Also, language is powerful. Think about your communication style and avoid dismissive language that may make a worker feel isolated or undervalued. This ensures that personal resentments won’t build - replacing a worker mid-project is never ideal.
4) Identify and communicate project KPIs.
Senior candidates will often need less guidance during the onboarding process; their experience in the field means they tend to be more intuitive and proactive about projects.
In contrast, junior candidates, while tasks may be simpler, are more likely to need reassurance and support to compensate for their growing experience.
Either way, project KPIs and their expected timeframes should be communicated clearly. By doing so, employers resist becoming frustrated, and contractors avoid any confusion.
It’s important to remember that temporary contractors may be entering a project mid-way, and it may take time to orientate themselves. While it’s good to encourage productivity, patience on the employer's side is also encouraged.
5) Offer roadmap clarity.
Throughout a project, it’s easy to become lost between the trees. That’s why, just like end goals, as mentioned above, clarity on roadmaps and milestones is useful to identify at the onboarding stage.
While projects are subject to change during the process, road mapping equates to steady communication.
Introducing them to essential stakeholders will enable any bumps in the road to be sorted out at speed without compromising the project or inter-work relationships, and this can be organised as a series of introductory calls or in-person meetings.
In the long run, you can provide routine check-ins to ensure tasks stay on track. As TalentLyft demonstates below, having a clear understanding, which may be represnted by a visual, list, or other, of the onboarding process is really valuable.
6) Use an experienced recruiter as a bridge.
Onboarding temporary staff can feature lots of unique challenges, as mentioned above. One way to not only onboard contingent workers but discover them in the first place is to use an experienced recruiter like Freshminds.
We can help smooth over the onboarding process by:
Engage in a briefing call with you to capture the core essence of a role
Ensure candidates have practical skills (E.G., python knowledge)
Judge personality fits, as well as soft skills
Provide a positive and organic introduction to your organisation
Ensure practicalities like day rate and project length is agreed-upon
Support the contract-signing stage
Help you and the candidate through a temp-to-perm process if needed

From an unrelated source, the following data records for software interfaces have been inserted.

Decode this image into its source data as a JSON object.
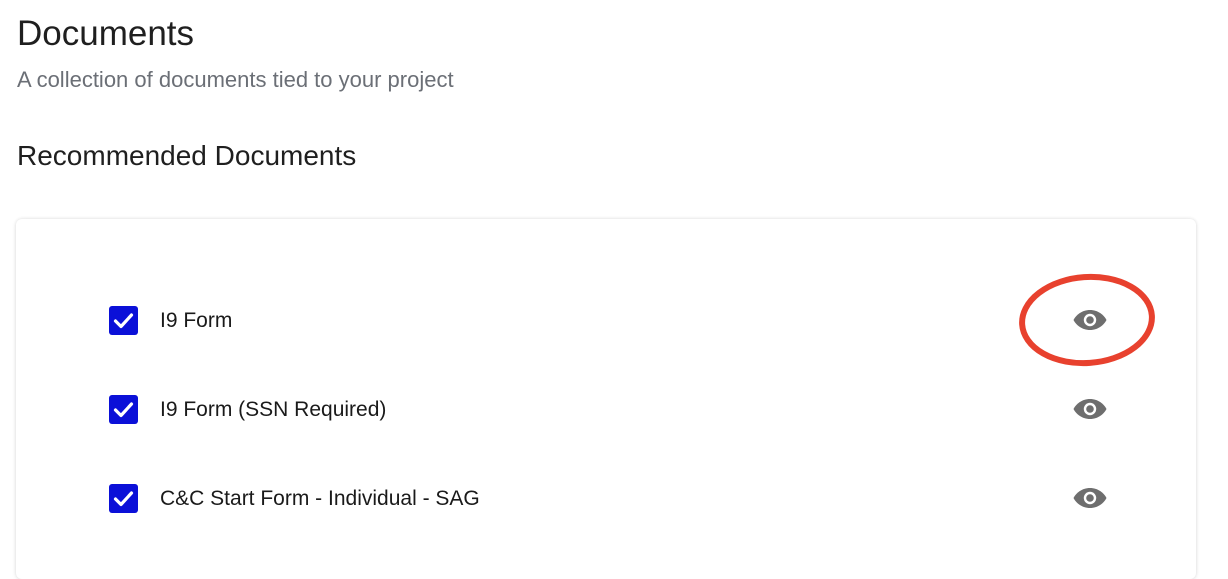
{
  "header": {
    "title": "Documents",
    "subtitle": "A collection of documents tied to your project"
  },
  "section": {
    "title": "Recommended Documents"
  },
  "documents": [
    {
      "label": "I9 Form",
      "checked": true
    },
    {
      "label": "I9 Form (SSN Required)",
      "checked": true
    },
    {
      "label": "C&C Start Form - Individual - SAG",
      "checked": true
    }
  ],
  "icons": {
    "checkbox": "check-icon",
    "view": "eye-icon"
  },
  "colors": {
    "checkbox_fill": "#0b10d8",
    "eye_icon": "#6e6e6e",
    "annotation_ring": "#e8412e"
  }
}
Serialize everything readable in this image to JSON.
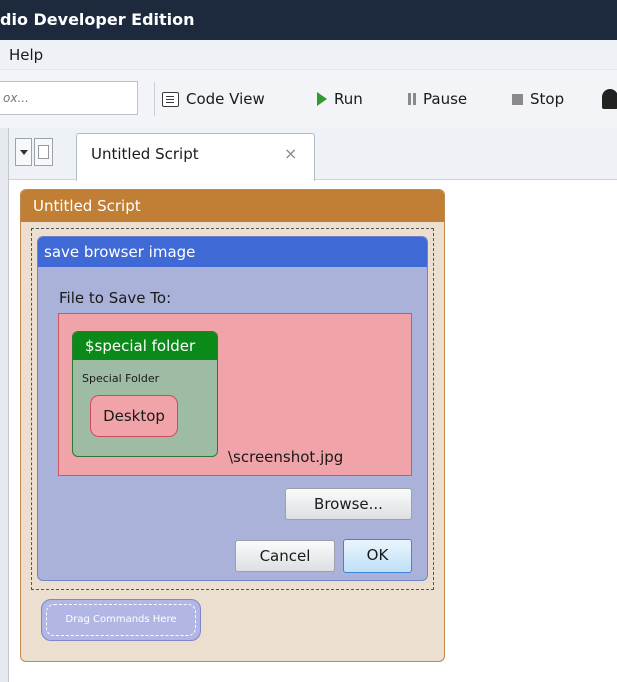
{
  "window": {
    "title": "dio Developer Edition"
  },
  "menu": {
    "items": [
      "Help"
    ]
  },
  "toolbar": {
    "search_placeholder": "ox...",
    "code_view_label": "Code View",
    "run_label": "Run",
    "pause_label": "Pause",
    "stop_label": "Stop",
    "icons": {
      "code_view": "code-view-icon",
      "run": "play-icon",
      "pause": "pause-icon",
      "stop": "stop-icon",
      "extra": "bell-icon"
    },
    "run_color": "#2f9a2f"
  },
  "tabs": [
    {
      "label": "Untitled Script",
      "close": "×",
      "active": true
    }
  ],
  "script": {
    "title": "Untitled Script",
    "header_color": "#c07f34",
    "drag_placeholder": "Drag Commands Here",
    "command": {
      "title": "save browser image",
      "header_color": "#3f6ad6",
      "field_label": "File to Save To:",
      "special_folder": {
        "title": "$special folder",
        "header_color": "#0b8a1a",
        "label": "Special Folder",
        "value": "Desktop"
      },
      "filename": "\\screenshot.jpg",
      "browse_label": "Browse...",
      "cancel_label": "Cancel",
      "ok_label": "OK"
    }
  }
}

As specialists in interim work, we know the temporal restraints many businesses are under. However, if the wrong candidate is chosen, this can undermine the entire project.
That’s why we ensure a dual focus; high-quality, senior candidates delivered through a fast and efficient process.